'Unbroken: Art After Injury' Showcases Work from Artists with Disabilities

Unbroken exhibit featuring Reinventing the Wheel|Unbroken exhibit featuring the work of Frederico Martinez|Unbroken guest artist Jesse Cuellar shows the paint on the armrest of his wheelchair

Bridgeport Art Center played host to the opening night celebration of "Unbroken: Art After Injury," an installation curated by BACKBONES creator Reveca Torres featuring work by artists with disabilities. Dozens attended and the air was abuzz with conversation, but without a doubt, the loudest things in the room were the works of art themselves.

A dozen or more photographs were hung on the largest wall, a mere excerpt of "Reinventing the Wheel: Stories of Life After Spinal Cord Injury," a traveling photography exhibit turned into printed volumes showcasing 21 people with SCI and their abilities in spite of it. It was a powerful exhibit and one that naturally led visitors to the back room, where some of the show's newcomers had their paintings hung.

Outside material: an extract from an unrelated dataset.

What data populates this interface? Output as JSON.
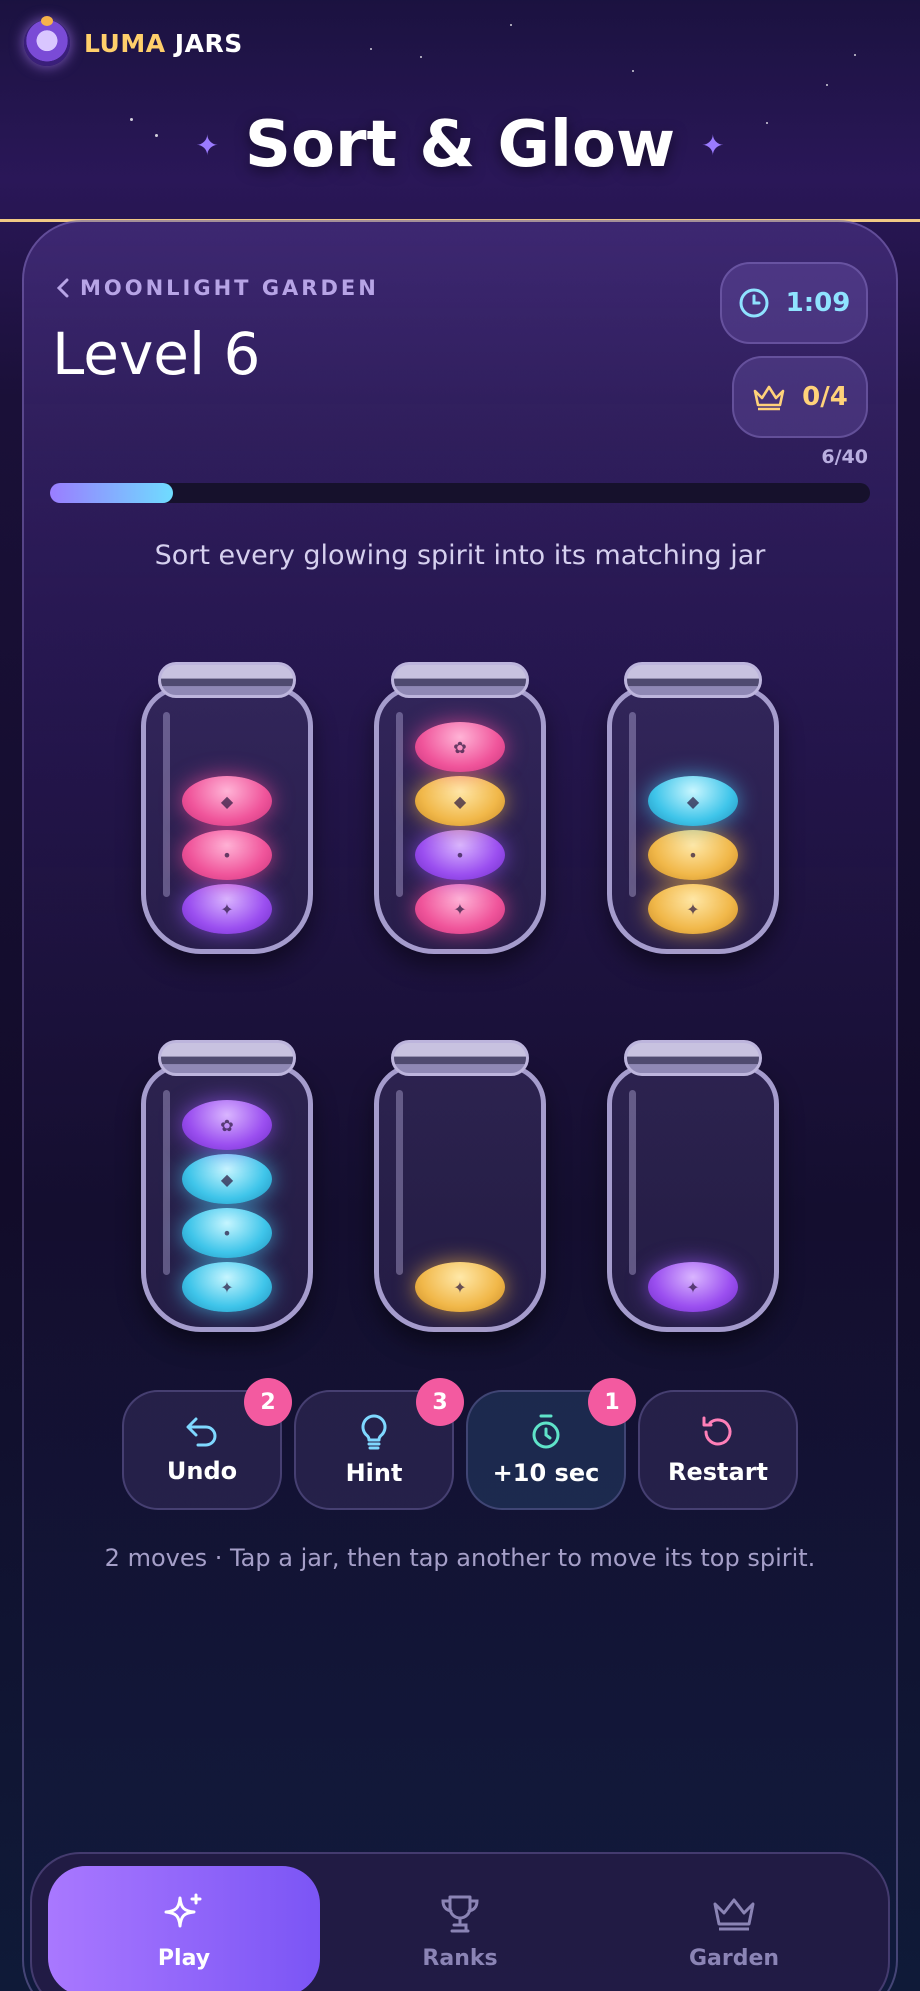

Federico Martinez had four paintings displayed and a small group had begun to form around them. A man draped an arm across Federico's power chair and leaned in to ask the meaning behind a particular work.

It was his first exhibition; the artist had been painting for less than a year and already was drawing crowds. His pride was evident, but so was his modesty.

"I just wanted to show color," he said, though what he managed to show was a glimpse into his soul.

"Art is a way to share a message and hopefully we can reach people outside of the disability community and educate them," Reveca said. The artwork itself showed intense patience, incredible detail, and a longing. Sometimes it appeared to represent an escape from the confines of their lives, other times to reintegrating into a "normal" lifestyle. Alternatively, disability was also celebrated, like a feature most loved about oneself such as curly hair and freckles.

This was only the second year for the exhibition, but already it has grown significantly, said Reveca.

"I've met many artists with SCI since the first year and feel it is a great platform to not only give them exposure, an opportunity to sell their work but also learn on a professional level. It is important that artists in the art world have shown their work in order to be noticed sometimes. As people with disabilities, sometimes the opportunities to show their work or be considered (for exhibitions) are limited."

The "Unbroken" exhibit will be available to view through the month of September in honor of Spinal Cord Injury Awareness Month.

BACKBONES exists to help people with spinal cord injury or disease (SCI/D) and their families connect with their communities. They do that by creating events and experiences that promote awareness and engage people of all abilities.